Poker is one of the most popular card games in the world. It has a rich history and is full of interesting tidbits and facts. It’s also a great way to improve social skills, as it attracts people from all walks of life and backgrounds.

Poker also teaches players how to manage risk. This skill is essential for all aspects of life, including investing and business. It also teaches players to set budgets and stick to them. By learning to manage risks, poker players can avoid losing too much money.

Another aspect of poker that teaches financial literacy is its emphasis on observing other players’ tells. This involves paying attention to a player’s body language, fidgeting with chips or a ring, and other signs of nervousness. By learning to read these tells, new players can identify when an opponent is holding a strong hand or just bluffing.

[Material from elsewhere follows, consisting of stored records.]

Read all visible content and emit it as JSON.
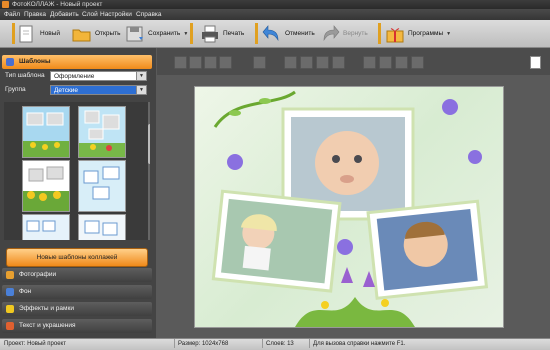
{
  "window": {
    "title": "ФотоКОЛЛАЖ - Новый проект"
  },
  "menu": [
    "Файл",
    "Правка",
    "Добавить",
    "Слой",
    "Настройки",
    "Справка"
  ],
  "toolbar": {
    "new": "Новый",
    "open": "Открыть",
    "save": "Сохранить",
    "print": "Печать",
    "undo": "Отменить",
    "redo": "Вернуть",
    "programs": "Программы"
  },
  "sidebar": {
    "templates_header": "Шаблоны",
    "template_type_label": "Тип шаблона",
    "template_type_value": "Оформление",
    "group_label": "Группа",
    "group_value": "Детские",
    "new_templates_button": "Новые шаблоны коллажей",
    "sections": [
      "Фотографии",
      "Фон",
      "Эффекты и рамки",
      "Текст и украшения"
    ]
  },
  "status": {
    "project": "Проект: Новый проект",
    "size": "Размер: 1024x768",
    "layers": "Слоев: 13",
    "help": "Для вызова справки нажмите F1."
  },
  "colors": {
    "accent": "#f08a1a",
    "selection": "#2e6fd3"
  }
}
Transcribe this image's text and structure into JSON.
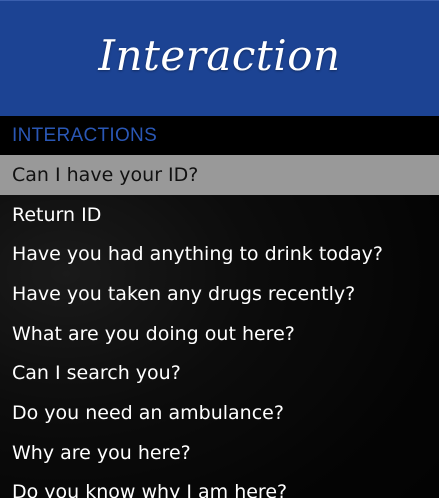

In addition to teaching financial literacy, poker teaches concentration. It requires a high level of focus to succeed, especially for beginners. The game is not fast, but it can still be stressful and can cause a player to become distracted. To be successful, new players must learn to control their emotions and remain focused on the cards in front of them. Practicing this will help them be more successful when they play for real money. It will also help them develop better concentration in their everyday lives.